YOUR TASK
Would you give the entries below again in full, exactly as they stand?

Data extracted from a collection
Segment Open
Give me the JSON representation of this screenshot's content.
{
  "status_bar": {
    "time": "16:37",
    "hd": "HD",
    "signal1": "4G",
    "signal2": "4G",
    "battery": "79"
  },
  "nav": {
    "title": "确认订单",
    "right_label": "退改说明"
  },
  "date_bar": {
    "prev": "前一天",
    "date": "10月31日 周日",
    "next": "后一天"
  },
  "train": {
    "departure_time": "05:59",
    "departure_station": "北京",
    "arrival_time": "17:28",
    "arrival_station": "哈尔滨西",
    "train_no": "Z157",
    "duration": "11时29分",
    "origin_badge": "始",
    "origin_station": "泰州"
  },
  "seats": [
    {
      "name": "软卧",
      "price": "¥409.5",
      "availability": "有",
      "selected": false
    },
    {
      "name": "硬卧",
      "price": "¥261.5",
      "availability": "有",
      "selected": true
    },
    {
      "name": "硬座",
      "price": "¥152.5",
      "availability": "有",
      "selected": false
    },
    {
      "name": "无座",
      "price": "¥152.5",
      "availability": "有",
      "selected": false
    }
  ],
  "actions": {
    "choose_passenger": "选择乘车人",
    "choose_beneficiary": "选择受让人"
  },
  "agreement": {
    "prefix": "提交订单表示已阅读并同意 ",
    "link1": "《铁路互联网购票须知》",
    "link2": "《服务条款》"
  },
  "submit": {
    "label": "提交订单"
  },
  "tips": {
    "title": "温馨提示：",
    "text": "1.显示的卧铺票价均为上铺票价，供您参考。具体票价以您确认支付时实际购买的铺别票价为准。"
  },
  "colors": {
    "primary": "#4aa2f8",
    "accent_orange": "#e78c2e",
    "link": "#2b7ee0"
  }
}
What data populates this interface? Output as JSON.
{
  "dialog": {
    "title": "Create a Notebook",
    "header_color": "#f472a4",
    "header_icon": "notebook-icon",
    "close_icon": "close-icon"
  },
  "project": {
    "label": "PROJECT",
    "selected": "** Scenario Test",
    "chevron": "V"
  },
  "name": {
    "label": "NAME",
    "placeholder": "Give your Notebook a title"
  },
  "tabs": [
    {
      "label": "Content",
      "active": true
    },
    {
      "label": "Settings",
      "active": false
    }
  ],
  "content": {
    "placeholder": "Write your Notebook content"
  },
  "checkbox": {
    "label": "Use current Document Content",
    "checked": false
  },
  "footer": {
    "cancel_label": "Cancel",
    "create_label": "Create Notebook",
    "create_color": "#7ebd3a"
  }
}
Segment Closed
TASK RESPONSE
Give me the JSON representation of this screenshot's content.
{
  "status_bar": {
    "time": "16:37",
    "hd": "HD",
    "signal1": "4G",
    "signal2": "4G",
    "battery": "79"
  },
  "nav": {
    "title": "确认订单",
    "right_label": "退改说明"
  },
  "date_bar": {
    "prev": "前一天",
    "date": "10月31日 周日",
    "next": "后一天"
  },
  "train": {
    "departure_time": "05:59",
    "departure_station": "北京",
    "arrival_time": "17:28",
    "arrival_station": "哈尔滨西",
    "train_no": "Z157",
    "duration": "11时29分",
    "origin_badge": "始",
    "origin_station": "泰州"
  },
  "seats": [
    {
      "name": "软卧",
      "price": "¥409.5",
      "availability": "有",
      "selected": false
    },
    {
      "name": "硬卧",
      "price": "¥261.5",
      "availability": "有",
      "selected": true
    },
    {
      "name": "硬座",
      "price": "¥152.5",
      "availability": "有",
      "selected": false
    },
    {
      "name": "无座",
      "price": "¥152.5",
      "availability": "有",
      "selected": false
    }
  ],
  "actions": {
    "choose_passenger": "选择乘车人",
    "choose_beneficiary": "选择受让人"
  },
  "agreement": {
    "prefix": "提交订单表示已阅读并同意 ",
    "link1": "《铁路互联网购票须知》",
    "link2": "《服务条款》"
  },
  "submit": {
    "label": "提交订单"
  },
  "tips": {
    "title": "温馨提示：",
    "text": "1.显示的卧铺票价均为上铺票价，供您参考。具体票价以您确认支付时实际购买的铺别票价为准。"
  },
  "colors": {
    "primary": "#4aa2f8",
    "accent_orange": "#e78c2e",
    "link": "#2b7ee0"
  }
}
What data populates this interface? Output as JSON.
{
  "dialog": {
    "title": "Create a Notebook",
    "header_color": "#f472a4",
    "header_icon": "notebook-icon",
    "close_icon": "close-icon"
  },
  "project": {
    "label": "PROJECT",
    "selected": "** Scenario Test",
    "chevron": "V"
  },
  "name": {
    "label": "NAME",
    "placeholder": "Give your Notebook a title"
  },
  "tabs": [
    {
      "label": "Content",
      "active": true
    },
    {
      "label": "Settings",
      "active": false
    }
  ],
  "content": {
    "placeholder": "Write your Notebook content"
  },
  "checkbox": {
    "label": "Use current Document Content",
    "checked": false
  },
  "footer": {
    "cancel_label": "Cancel",
    "create_label": "Create Notebook",
    "create_color": "#7ebd3a"
  }
}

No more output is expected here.